Graneheim UH, Lundman B. Qualitative content analysis in nursing research: concepts, procedures and measures to achieve trustworthiness. Nurse Educ Today. 2004;24(2):105–12.
Tomson G, Vlad I. The need to look at antibiotic resistance from a health systems perspective. Ups J Med Sci. 2014;119(2):117–24.
Reynolds L, McKee M. Factors influencing antibiotic prescribing in China: an exploratory analysis. Health Policy. 2009;90(1):32–6.
Sahoo KC, Tamhankar AJ, Johansson E, Lundborg CS. Antibiotic use, resistance development and environmental factors: a qualitative study among healthcare professionals in Orissa, India. BMC Public Health. 2010;10:629. 2458-10-629.

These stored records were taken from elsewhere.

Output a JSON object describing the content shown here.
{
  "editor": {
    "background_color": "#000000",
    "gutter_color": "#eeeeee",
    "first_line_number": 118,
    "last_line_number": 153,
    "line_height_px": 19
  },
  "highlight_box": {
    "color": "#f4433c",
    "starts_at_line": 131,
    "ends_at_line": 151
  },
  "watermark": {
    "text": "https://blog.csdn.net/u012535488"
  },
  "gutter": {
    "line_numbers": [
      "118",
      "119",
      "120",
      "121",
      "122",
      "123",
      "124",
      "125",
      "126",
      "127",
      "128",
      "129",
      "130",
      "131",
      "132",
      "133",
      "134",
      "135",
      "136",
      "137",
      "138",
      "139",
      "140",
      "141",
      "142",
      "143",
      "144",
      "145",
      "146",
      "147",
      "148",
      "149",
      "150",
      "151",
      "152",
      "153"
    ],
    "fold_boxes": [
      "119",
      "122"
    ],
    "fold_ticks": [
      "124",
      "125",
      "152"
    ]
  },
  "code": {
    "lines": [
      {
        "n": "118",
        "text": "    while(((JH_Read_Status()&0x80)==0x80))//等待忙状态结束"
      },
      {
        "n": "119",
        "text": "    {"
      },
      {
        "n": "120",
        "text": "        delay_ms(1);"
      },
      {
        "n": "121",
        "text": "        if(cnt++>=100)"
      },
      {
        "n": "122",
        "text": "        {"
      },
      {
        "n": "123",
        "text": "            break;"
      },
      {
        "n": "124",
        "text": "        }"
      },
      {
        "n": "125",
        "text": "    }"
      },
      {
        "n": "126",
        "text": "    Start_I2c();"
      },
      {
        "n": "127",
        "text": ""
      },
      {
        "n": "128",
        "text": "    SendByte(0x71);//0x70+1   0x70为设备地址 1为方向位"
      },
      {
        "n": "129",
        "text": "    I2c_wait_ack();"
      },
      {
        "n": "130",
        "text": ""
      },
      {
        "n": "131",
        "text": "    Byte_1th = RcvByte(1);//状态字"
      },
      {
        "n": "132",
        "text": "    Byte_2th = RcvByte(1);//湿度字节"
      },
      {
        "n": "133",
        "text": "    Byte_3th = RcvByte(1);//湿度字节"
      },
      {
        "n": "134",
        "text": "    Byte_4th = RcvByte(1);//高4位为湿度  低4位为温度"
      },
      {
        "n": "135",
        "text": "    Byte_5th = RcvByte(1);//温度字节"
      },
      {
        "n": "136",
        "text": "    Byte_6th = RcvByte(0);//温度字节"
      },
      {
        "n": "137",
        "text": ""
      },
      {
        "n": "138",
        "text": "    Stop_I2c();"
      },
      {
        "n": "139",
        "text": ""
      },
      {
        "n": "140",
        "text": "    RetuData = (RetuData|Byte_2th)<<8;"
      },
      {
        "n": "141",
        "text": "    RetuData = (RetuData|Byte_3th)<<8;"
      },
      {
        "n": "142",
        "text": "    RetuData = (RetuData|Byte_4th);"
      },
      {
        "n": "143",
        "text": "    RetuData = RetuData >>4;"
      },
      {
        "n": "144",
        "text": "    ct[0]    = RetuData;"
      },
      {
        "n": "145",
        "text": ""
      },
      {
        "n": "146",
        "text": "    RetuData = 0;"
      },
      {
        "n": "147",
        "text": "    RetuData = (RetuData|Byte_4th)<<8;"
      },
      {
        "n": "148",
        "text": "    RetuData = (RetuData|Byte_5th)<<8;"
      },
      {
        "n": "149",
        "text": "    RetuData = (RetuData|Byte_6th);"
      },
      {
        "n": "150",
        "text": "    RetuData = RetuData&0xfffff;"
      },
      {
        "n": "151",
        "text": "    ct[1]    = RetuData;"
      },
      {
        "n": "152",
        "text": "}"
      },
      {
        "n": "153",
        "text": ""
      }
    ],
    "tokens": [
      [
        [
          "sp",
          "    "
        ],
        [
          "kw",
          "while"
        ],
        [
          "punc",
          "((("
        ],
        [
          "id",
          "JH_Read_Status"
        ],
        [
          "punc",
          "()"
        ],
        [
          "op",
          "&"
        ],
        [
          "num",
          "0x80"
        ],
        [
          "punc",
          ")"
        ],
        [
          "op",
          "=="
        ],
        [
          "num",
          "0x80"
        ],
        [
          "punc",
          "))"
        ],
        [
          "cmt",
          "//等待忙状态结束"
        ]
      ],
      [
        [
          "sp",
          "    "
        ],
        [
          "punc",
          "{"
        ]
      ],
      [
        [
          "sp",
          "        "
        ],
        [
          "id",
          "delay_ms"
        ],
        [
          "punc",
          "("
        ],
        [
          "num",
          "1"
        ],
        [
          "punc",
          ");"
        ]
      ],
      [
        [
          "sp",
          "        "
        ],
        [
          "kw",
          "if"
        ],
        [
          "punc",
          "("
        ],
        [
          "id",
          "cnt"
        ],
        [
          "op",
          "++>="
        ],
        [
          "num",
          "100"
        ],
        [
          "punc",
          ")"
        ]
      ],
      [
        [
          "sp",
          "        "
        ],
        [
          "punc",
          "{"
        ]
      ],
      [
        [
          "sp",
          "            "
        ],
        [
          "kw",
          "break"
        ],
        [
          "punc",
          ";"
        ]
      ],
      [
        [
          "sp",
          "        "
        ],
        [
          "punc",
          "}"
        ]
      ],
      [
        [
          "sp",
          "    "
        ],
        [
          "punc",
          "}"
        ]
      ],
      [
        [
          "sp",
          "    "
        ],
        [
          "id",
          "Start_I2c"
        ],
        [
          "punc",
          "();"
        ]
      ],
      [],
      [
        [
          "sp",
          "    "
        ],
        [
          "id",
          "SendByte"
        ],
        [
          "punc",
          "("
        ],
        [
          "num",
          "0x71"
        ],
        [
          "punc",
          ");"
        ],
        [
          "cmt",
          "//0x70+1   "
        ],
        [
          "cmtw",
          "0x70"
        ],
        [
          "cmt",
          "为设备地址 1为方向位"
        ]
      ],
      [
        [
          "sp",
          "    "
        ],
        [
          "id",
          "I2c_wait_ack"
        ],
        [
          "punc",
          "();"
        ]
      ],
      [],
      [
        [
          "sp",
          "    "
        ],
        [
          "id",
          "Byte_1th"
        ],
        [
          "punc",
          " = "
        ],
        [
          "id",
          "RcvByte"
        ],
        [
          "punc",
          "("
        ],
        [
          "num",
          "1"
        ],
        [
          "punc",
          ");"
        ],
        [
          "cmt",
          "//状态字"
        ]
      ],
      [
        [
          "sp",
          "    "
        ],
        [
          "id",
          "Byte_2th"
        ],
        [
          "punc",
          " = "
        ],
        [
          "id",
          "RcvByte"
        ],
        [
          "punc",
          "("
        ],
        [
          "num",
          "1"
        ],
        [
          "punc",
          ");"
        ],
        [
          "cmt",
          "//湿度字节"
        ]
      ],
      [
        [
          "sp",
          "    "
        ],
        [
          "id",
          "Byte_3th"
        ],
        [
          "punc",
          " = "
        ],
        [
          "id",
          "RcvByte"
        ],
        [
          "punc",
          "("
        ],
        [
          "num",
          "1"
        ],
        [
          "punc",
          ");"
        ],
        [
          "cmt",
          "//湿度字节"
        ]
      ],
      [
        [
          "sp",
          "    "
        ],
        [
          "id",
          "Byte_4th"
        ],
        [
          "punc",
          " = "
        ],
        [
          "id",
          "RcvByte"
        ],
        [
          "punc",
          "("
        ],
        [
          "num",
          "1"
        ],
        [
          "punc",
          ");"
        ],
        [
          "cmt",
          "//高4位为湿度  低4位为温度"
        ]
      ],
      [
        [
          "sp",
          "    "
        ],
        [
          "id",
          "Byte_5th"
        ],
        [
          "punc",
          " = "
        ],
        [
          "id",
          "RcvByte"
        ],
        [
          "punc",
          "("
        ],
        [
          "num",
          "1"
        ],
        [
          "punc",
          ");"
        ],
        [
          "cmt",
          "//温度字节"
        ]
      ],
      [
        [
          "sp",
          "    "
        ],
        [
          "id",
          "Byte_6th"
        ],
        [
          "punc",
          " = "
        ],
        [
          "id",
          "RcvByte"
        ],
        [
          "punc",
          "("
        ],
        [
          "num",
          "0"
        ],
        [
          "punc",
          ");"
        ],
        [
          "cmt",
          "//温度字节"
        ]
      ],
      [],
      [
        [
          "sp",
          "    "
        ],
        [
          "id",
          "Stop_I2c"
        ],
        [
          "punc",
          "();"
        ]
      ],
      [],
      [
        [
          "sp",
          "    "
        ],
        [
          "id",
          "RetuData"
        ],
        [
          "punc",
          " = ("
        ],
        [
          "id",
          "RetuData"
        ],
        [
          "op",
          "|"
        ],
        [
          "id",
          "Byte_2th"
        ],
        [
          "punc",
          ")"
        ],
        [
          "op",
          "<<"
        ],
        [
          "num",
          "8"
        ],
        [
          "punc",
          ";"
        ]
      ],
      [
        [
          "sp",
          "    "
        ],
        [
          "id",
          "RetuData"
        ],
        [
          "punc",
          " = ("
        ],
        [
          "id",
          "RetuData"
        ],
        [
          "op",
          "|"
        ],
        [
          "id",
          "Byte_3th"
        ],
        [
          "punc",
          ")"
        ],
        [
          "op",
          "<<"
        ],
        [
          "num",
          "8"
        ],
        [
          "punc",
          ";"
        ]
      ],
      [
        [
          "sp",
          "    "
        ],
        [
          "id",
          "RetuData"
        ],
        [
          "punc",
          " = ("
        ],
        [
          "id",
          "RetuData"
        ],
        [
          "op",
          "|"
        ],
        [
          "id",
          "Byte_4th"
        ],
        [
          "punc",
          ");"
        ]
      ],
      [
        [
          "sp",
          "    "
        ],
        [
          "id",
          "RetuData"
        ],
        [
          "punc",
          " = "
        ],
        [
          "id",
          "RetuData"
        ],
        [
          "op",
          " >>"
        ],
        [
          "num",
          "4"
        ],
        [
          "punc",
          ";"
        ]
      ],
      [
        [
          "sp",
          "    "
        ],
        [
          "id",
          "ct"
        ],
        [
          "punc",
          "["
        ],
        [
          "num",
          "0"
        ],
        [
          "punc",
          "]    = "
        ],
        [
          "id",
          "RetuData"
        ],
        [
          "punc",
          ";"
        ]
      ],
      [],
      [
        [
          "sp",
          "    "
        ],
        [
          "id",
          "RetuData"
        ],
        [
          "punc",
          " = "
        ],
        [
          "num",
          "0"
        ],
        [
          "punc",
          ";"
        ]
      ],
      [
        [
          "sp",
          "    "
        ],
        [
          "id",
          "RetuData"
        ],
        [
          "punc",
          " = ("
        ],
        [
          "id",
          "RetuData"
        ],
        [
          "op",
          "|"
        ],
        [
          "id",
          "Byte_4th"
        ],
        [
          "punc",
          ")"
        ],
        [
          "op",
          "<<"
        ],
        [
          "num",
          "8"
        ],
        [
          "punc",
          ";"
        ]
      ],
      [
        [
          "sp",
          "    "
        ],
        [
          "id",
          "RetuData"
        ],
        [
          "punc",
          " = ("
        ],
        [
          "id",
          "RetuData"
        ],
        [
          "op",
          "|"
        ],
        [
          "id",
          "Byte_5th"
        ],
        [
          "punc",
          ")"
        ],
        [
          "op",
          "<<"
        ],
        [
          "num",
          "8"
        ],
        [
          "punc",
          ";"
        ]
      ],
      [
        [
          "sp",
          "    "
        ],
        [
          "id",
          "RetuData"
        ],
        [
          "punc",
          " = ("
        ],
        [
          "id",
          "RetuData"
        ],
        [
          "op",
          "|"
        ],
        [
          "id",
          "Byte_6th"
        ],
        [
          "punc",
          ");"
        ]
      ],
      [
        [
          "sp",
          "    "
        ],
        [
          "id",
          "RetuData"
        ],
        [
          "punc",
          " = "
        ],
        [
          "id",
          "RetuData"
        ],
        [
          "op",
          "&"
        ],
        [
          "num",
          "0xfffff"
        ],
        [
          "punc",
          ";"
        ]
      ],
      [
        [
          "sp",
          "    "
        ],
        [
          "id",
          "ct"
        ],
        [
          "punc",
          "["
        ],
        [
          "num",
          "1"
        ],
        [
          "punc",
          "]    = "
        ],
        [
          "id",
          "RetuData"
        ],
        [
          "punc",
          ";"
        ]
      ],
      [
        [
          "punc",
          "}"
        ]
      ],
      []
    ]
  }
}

Hawkings NJ, Butler CC, Wood F. Antibiotics in the community: a typology of user behaviours. Patient Educ Couns. 2008;73(1):146–52.
Viberg N, Tomson G, Mujinja P, Lundborg S. The role of pharmacist - Voices from nine African countries. PWS Pharmacy World & Science. 2007;29(1):25–33.
Rostila M. The Facets of Social Capital. J Theory Soc Behav. 2010;41(3):308–26.
Voicu B, Basina T. Social capital and civic participation in Ukraine and Romania. In: Rusu H, Voicu B, editors. EU Integration Process from EAST to EAST: Civil Society and Ethnic Minorities in a Changing World. Sibiu: Psihomedia; 2005.
Collignon P, Athukorala PC, Senanayake S, Khan F. Antimicrobial resistance: the major contribution of poor governance and corruption to this growing problem. PLoS One. 2015;10(3):e0116746.
Rovers J. Advancing Pharmacy Practice Through Social Theory, Innovations in pharmacy, 2011;2(3).
Germov J. Theorizing Health – Major Theoretical Perspectives in Health Sociology. In Germov J (ed) Second Opinion: an introduction to health sociology, 2nd Ed. South Melbourne: Oxford University Press; 2005.
Shenton A. Strategies for ensuring trustworthiness in qualitative research projects. Educ Inf. 2005;22:63–75.
The authors would like to thank the participants in this study who agreed to share their time, experiences and opinions. No funding was received for this research.
The authors declare that they have no competing interests.
IG and CSL were responsible for the conception and design of the study. IG enrolled the participants, conducted the interviews and performed the analysis. CSL reviewed the analysis. IG drafted the manuscript. CSL commented and both authors approved the final version of the manuscript.
One investigator is a graduate of the Faculty of Pharmacy in Bucharest, Romania and reflections on the danger of “going native” took place before undertaking the research. However it was not considered to be a factor as she has never worked in a pharmacy, in academia related to pharmacy studies or state structures responsible for the control of pharmaceutical units.
About this article
Cite this article
Ghiga, I., Stålsby Lundborg, C. ‘Struggling to be a defender of health’ –a qualitative study on the pharmacists’ perceptions of their role in antibiotic consumption and antibiotic resistance in Romania. J of Pharm Policy and Pract 9, 10 (2016). https://doi.org/10.1186/s40545-016-0061-y